At the most basic level there is a need for better information. Many patients say they aren’t told what to expect once they become survivors and then when the problems become clear, they are left without any formal help. This claim isn’t just based on anecdotal reports, a study of endometrial cancer survivors found that the majority were unsure of the health risks they faced and knew nothing about the long-term and late effects of cancer. They also weren’t provided with any resources, support, self-management techniques or education tools (1).
Side effects of breast cancer treatment
Doctors and nurses are well aware of complications of surgery and chemotherapy in breast cancer, these include swollen lymph glands and heart problems but they usually pay far less attention to the psychological issues that are equally real and distressing. One study found a significant number of patients experience psychological and sexual issues, relationship difficulties, fatigue, insomnia, and depression (2).
Once a tumour has been removed patients face the difficult choice of whether to have hormonal therapy to block oestrogen (tamoxifen and aromatase inhibitors) because the hormone can encourage tumour growth. This brings on all the symptoms of the menopause along with other side effects such as arthralgia (joint pain). Menopausal symptoms including hot flushes, vaginal dryness and mood swings are usual treated with HRT (hormone replacement therapy), which obviously isn’t an option.
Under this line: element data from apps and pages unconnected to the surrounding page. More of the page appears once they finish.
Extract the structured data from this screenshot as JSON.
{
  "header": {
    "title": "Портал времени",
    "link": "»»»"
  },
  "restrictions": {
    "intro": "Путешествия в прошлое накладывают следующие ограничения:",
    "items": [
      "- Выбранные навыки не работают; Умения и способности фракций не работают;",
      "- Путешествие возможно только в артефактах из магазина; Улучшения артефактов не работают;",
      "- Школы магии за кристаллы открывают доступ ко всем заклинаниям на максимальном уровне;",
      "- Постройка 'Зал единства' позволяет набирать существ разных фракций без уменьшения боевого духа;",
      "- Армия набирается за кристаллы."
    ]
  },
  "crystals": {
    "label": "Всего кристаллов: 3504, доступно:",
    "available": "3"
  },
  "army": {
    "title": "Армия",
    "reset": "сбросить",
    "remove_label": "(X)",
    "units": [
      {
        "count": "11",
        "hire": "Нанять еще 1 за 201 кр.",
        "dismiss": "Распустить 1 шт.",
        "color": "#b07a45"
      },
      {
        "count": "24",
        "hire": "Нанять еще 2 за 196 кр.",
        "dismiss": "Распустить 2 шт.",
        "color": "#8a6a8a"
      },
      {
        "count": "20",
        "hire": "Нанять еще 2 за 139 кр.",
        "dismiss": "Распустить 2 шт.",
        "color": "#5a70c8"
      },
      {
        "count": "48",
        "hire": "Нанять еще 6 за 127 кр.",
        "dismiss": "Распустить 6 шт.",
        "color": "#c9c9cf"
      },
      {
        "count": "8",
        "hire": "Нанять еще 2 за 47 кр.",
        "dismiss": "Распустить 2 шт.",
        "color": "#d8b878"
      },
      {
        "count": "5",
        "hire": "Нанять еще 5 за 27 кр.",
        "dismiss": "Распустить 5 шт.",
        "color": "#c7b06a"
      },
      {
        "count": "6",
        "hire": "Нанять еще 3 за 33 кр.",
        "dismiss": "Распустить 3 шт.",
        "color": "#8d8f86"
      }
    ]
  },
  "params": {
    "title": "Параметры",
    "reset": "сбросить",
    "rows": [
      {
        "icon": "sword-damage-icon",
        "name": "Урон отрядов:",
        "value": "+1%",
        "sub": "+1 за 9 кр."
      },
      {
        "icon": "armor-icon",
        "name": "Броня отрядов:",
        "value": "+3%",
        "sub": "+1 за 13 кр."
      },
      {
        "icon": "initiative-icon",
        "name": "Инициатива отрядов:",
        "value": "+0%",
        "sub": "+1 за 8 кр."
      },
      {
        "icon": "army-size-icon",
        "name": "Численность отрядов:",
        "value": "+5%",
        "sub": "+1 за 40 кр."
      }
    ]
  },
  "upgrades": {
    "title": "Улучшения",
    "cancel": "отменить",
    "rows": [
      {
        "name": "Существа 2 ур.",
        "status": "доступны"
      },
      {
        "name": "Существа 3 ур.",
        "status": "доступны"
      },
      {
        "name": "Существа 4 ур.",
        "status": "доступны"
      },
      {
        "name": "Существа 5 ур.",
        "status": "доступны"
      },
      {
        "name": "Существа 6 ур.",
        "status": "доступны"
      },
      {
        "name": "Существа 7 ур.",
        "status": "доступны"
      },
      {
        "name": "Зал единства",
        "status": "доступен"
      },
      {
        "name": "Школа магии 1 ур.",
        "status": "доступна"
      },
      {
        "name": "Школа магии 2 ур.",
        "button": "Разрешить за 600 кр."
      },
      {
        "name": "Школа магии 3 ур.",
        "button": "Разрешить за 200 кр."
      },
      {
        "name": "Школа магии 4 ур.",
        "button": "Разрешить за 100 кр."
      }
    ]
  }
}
But there are treatments that can make a difference. Plant based oestrogens, such as soy isoflavones, are one option. Originally viewed with scepticism, studies now show they are safe and effective (3-6). Research also shows that as little as a 6 week walking program or 8 weeks of physical therapy significantly decreases joint pain, stiffness and fatigue in elderly breast cancer survivors on oestrogen blockers (7,8).
Better dietary advice
Even though many cancer patients make changes to their diet, such as cutting out processed meat and dairy foods, most cancer specialists pay little attention to diet, claiming there is very little evidence it is effective. However there is research suggesting it can be. A five year observational study of breast cancer patients found those consuming the highest levels of omega 3 fatty acids enjoyed around a 5 times greater response to chemotherapy and 5 times less incidence of secondaries compared to those with the lowest levels (9).
In June last year oncologist Professor Robert Thomas of Addenbrooke’s Hospital in Cambridge presented the results of a placebo controlled trial which showed that capsules containing concentrated extracts of foods claimed to have cancer fighting properties – pomegranate, green tea, turmeric and broccoli – lowered the cancer marker PSA in patients with prostate cancer.